### Exercise directions
In the data below, find every line with the word "Analysis" and copy it out.

### Stored data

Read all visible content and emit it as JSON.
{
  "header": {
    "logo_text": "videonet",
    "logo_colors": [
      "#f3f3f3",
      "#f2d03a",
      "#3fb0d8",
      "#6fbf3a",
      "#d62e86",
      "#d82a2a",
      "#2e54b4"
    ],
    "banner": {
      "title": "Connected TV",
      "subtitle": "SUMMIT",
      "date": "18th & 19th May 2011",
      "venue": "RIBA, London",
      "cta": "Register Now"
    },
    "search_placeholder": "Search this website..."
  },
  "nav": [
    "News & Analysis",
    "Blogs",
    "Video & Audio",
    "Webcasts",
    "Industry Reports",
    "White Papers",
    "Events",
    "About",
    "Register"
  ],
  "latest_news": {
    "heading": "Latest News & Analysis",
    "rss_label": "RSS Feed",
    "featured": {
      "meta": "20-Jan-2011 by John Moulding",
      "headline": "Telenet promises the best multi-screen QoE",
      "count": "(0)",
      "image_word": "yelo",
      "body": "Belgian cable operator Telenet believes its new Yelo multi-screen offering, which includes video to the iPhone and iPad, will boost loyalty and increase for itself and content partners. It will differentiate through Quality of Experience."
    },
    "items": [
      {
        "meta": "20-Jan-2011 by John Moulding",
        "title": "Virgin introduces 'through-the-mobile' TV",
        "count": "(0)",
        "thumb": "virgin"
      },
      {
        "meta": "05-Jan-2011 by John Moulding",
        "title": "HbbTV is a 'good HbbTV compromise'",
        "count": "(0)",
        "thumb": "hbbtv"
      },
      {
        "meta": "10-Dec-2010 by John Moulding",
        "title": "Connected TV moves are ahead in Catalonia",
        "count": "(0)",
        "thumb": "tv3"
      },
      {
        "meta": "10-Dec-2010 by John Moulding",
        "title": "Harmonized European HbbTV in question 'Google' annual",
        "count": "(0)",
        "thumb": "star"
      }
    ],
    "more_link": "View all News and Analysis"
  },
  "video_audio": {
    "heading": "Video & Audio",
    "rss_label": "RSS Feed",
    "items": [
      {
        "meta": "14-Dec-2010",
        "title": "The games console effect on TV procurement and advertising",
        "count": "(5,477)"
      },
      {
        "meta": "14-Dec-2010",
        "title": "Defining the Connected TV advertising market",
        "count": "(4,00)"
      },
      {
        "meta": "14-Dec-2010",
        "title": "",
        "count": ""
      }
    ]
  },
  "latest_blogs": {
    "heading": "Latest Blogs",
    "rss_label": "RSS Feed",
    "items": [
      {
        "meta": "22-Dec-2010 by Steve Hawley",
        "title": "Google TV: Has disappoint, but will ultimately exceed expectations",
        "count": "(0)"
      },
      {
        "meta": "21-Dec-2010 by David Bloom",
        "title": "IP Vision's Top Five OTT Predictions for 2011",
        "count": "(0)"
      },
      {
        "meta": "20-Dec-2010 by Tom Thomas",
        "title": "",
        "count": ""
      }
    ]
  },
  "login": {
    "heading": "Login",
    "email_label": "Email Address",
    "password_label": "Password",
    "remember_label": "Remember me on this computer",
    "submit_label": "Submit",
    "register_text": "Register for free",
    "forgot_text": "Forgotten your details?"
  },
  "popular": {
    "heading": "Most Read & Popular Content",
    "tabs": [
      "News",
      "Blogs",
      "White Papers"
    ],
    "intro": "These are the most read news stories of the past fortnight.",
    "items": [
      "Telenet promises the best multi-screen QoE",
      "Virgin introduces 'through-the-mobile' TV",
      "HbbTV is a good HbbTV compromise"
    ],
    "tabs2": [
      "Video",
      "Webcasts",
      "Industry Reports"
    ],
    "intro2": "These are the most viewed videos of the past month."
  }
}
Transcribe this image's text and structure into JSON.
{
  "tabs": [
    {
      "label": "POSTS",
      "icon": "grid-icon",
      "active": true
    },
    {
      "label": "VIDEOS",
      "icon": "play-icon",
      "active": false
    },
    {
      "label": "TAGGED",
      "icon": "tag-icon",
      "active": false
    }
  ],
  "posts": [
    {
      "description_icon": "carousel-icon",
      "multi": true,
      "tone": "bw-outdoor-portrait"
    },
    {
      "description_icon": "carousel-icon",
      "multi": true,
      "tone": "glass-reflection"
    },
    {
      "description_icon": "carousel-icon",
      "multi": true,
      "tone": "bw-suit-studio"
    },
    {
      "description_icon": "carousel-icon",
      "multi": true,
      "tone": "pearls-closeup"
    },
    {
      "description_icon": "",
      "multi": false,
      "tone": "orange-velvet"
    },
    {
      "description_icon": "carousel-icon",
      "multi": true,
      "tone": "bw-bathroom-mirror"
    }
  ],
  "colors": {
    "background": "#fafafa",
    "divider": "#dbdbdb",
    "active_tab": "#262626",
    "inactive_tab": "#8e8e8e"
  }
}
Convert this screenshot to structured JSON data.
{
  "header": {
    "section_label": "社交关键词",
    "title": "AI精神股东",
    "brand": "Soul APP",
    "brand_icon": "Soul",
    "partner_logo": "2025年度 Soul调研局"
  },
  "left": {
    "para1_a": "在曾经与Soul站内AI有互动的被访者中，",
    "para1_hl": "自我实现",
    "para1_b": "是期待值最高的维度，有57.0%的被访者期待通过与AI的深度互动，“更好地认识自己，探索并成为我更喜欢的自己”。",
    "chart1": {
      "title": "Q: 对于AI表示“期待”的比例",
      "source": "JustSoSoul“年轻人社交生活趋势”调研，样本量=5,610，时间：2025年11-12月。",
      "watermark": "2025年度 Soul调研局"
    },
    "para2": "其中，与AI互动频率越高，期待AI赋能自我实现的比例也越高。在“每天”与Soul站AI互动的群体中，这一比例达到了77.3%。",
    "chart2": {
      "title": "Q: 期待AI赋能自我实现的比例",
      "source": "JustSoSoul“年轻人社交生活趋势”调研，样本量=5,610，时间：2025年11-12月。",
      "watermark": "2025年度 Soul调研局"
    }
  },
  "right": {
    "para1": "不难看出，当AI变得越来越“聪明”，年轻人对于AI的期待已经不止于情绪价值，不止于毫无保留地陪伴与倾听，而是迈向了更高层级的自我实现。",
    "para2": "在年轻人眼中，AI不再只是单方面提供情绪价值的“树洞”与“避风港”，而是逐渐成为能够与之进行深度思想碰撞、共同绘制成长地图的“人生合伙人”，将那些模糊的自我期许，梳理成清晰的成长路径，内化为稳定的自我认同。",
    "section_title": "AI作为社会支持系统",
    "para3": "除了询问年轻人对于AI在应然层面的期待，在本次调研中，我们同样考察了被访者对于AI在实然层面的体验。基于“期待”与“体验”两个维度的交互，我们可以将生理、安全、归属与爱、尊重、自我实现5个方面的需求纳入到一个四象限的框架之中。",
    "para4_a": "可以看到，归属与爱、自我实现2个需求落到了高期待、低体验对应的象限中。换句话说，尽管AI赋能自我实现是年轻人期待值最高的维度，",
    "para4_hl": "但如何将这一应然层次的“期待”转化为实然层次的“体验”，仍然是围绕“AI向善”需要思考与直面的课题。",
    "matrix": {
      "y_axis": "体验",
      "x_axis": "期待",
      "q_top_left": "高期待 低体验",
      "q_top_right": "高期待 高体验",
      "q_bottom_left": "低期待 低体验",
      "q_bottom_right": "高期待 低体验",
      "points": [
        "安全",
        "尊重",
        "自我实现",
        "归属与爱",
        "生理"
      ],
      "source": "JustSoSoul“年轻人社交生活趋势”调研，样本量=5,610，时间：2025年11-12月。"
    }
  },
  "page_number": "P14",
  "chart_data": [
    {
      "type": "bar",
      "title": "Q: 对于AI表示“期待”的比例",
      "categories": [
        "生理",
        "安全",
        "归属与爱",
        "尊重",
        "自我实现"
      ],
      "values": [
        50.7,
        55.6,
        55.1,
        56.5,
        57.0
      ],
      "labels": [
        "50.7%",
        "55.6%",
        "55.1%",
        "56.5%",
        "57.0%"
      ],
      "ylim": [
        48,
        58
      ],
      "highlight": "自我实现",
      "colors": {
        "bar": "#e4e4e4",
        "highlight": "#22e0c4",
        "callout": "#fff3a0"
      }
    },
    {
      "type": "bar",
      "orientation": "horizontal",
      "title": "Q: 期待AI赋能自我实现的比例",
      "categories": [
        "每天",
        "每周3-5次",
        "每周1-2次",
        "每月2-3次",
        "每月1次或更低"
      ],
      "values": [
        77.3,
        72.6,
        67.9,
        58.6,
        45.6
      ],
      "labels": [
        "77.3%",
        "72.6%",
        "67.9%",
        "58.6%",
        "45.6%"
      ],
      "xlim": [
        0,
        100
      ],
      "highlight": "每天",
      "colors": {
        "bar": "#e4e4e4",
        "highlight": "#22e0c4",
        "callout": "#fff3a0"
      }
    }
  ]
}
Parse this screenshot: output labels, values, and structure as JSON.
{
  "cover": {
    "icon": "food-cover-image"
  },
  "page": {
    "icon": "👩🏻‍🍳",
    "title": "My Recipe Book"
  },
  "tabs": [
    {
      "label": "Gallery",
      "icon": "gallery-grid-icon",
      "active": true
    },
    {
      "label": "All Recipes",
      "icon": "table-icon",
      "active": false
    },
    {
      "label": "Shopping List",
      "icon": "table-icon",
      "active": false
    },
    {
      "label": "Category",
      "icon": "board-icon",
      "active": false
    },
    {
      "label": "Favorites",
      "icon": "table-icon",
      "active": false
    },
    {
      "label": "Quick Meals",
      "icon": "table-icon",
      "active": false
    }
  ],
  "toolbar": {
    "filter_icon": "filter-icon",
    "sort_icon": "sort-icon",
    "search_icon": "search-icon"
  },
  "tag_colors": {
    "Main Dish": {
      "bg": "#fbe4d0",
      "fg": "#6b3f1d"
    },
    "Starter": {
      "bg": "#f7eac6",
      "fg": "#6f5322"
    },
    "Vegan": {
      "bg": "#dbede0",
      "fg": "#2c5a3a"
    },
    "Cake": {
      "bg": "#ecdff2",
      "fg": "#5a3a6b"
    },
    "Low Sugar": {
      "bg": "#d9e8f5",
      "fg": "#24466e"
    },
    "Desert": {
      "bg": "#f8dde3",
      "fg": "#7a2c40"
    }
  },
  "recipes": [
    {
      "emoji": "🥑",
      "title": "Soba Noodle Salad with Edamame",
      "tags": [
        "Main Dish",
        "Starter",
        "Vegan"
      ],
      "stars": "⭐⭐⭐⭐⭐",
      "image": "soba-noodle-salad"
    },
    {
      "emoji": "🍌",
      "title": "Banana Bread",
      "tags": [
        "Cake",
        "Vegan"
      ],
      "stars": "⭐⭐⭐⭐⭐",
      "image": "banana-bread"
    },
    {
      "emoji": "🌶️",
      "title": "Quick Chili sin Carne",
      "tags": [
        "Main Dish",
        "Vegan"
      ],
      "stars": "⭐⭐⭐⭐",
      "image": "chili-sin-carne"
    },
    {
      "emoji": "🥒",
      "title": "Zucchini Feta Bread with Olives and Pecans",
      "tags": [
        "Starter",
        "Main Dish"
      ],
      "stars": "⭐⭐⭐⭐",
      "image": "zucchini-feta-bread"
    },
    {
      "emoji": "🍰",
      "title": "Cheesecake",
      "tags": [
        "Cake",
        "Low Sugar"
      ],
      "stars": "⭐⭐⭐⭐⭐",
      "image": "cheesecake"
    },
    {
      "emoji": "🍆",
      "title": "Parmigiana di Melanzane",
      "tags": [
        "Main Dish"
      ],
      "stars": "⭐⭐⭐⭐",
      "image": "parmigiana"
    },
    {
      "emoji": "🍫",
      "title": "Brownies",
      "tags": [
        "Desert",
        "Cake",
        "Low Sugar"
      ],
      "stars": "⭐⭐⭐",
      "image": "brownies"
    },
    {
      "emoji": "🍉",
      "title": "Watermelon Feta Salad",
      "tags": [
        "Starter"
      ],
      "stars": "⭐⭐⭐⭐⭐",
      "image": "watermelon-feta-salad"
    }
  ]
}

### Solution to this exercise
    "News & Analysis",
    "heading": "Latest News & Analysis",
    "more_link": "View all News and Analysis"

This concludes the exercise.